Of course, if you really want to talk independent filmmaking, be sure to check out the Documentary Competition selections. With subjects ranging from the responsibility of the HIV infected to Midwives, and from Punk Rock to Vampira, you’ll undoubtedly have plenty to provoke and intrigue you. And naturally the International Showcase has a vast array of countries represented, from Taiwan/Myanmar to Switzerland (go to http://www.lafilmfest.com/ for a complete schedule). Then there’s the Summer Showcase. To me this is just a fancy title for the American made (or financed) independent feature films. You know, the ones made outside of the traditional Hollywood production system. Heavily peppered with an unusual number of documentaries (almost half) there’s a wide range of subjects and genres to interest even the most die-hard Saturday matinee, popcorn-munching fanatic. Last year I stuck a pin in this section to help me decide between screenings and I was not disappointed. So, go ahead and be daring. Try something new at the movies. Of all the time to experiment, this is it.

Whatever you decide to see at this year’s festival don’t miss out on the enormously popular Community Screenings. Set at an outdoor venue (check site for details) these classic films are selected for their vast appeal to the young and old. These are for the most part films that appealed to parents of the younger generation when they themselves were the age of their offspring. These films include E.T.: The Extra-Terrestrial, Dirty Dancing (with a dance along), and what I consider the best of the bunch, Star Trek II: The Wrath of Khan. On a cool summer night in the heart of downtown LA, what could possibly be more memorable than sharing a cherished film of your youth with the ones you cherish? And it’s a wonderful way to introduce movie fans of any age to classic cinema, as well as the culture that’s available to them in the amazing city of Los Angeles.

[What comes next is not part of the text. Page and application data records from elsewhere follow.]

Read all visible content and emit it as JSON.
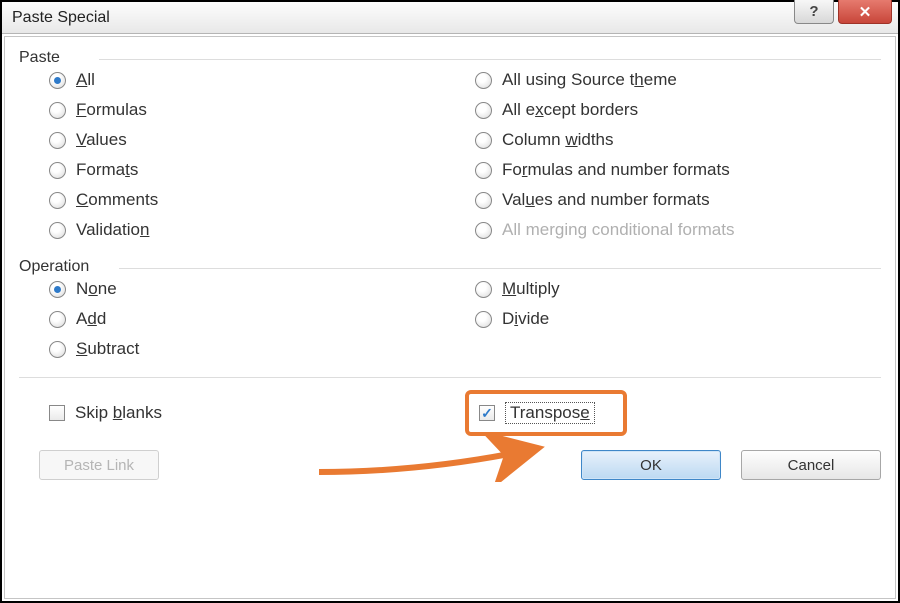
{
  "title": "Paste Special",
  "groups": {
    "paste": {
      "label": "Paste",
      "left": [
        {
          "key": "all",
          "pre": "",
          "u": "A",
          "post": "ll",
          "selected": true
        },
        {
          "key": "formulas",
          "pre": "",
          "u": "F",
          "post": "ormulas",
          "selected": false
        },
        {
          "key": "values",
          "pre": "",
          "u": "V",
          "post": "alues",
          "selected": false
        },
        {
          "key": "formats",
          "pre": "Forma",
          "u": "t",
          "post": "s",
          "selected": false
        },
        {
          "key": "comments",
          "pre": "",
          "u": "C",
          "post": "omments",
          "selected": false
        },
        {
          "key": "validation",
          "pre": "Validatio",
          "u": "n",
          "post": "",
          "selected": false
        }
      ],
      "right": [
        {
          "key": "all-source-theme",
          "pre": "All using Source t",
          "u": "h",
          "post": "eme",
          "selected": false,
          "disabled": false
        },
        {
          "key": "all-except-borders",
          "pre": "All e",
          "u": "x",
          "post": "cept borders",
          "selected": false,
          "disabled": false
        },
        {
          "key": "column-widths",
          "pre": "Column ",
          "u": "w",
          "post": "idths",
          "selected": false,
          "disabled": false
        },
        {
          "key": "formulas-number-formats",
          "pre": "Fo",
          "u": "r",
          "post": "mulas and number formats",
          "selected": false,
          "disabled": false
        },
        {
          "key": "values-number-formats",
          "pre": "Val",
          "u": "u",
          "post": "es and number formats",
          "selected": false,
          "disabled": false
        },
        {
          "key": "all-merging-conditional",
          "pre": "All mer",
          "u": "g",
          "post": "ing conditional formats",
          "selected": false,
          "disabled": true
        }
      ]
    },
    "operation": {
      "label": "Operation",
      "left": [
        {
          "key": "none",
          "pre": "N",
          "u": "o",
          "post": "ne",
          "selected": true
        },
        {
          "key": "add",
          "pre": "A",
          "u": "d",
          "post": "d",
          "selected": false
        },
        {
          "key": "subtract",
          "pre": "",
          "u": "S",
          "post": "ubtract",
          "selected": false
        }
      ],
      "right": [
        {
          "key": "multiply",
          "pre": "",
          "u": "M",
          "post": "ultiply",
          "selected": false
        },
        {
          "key": "divide",
          "pre": "D",
          "u": "i",
          "post": "vide",
          "selected": false
        }
      ]
    }
  },
  "checks": {
    "skip_blanks": {
      "pre": "Skip ",
      "u": "b",
      "post": "lanks",
      "checked": false
    },
    "transpose": {
      "pre": "Transpos",
      "u": "e",
      "post": "",
      "checked": true
    }
  },
  "buttons": {
    "paste_link": "Paste Link",
    "ok": "OK",
    "cancel": "Cancel"
  },
  "colors": {
    "highlight": "#e97a32",
    "accent": "#2e7ac9"
  }
}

I didn’t even touch on the films in The Beyond showcase, The Retro showcase or the Short Films, so be sure to use the links listed to check everything playing at the 2011 Los Angeles Film Festival. If you try it once, I’m sure you’ll want to make it a part of your annual summer festivities. It’s that good.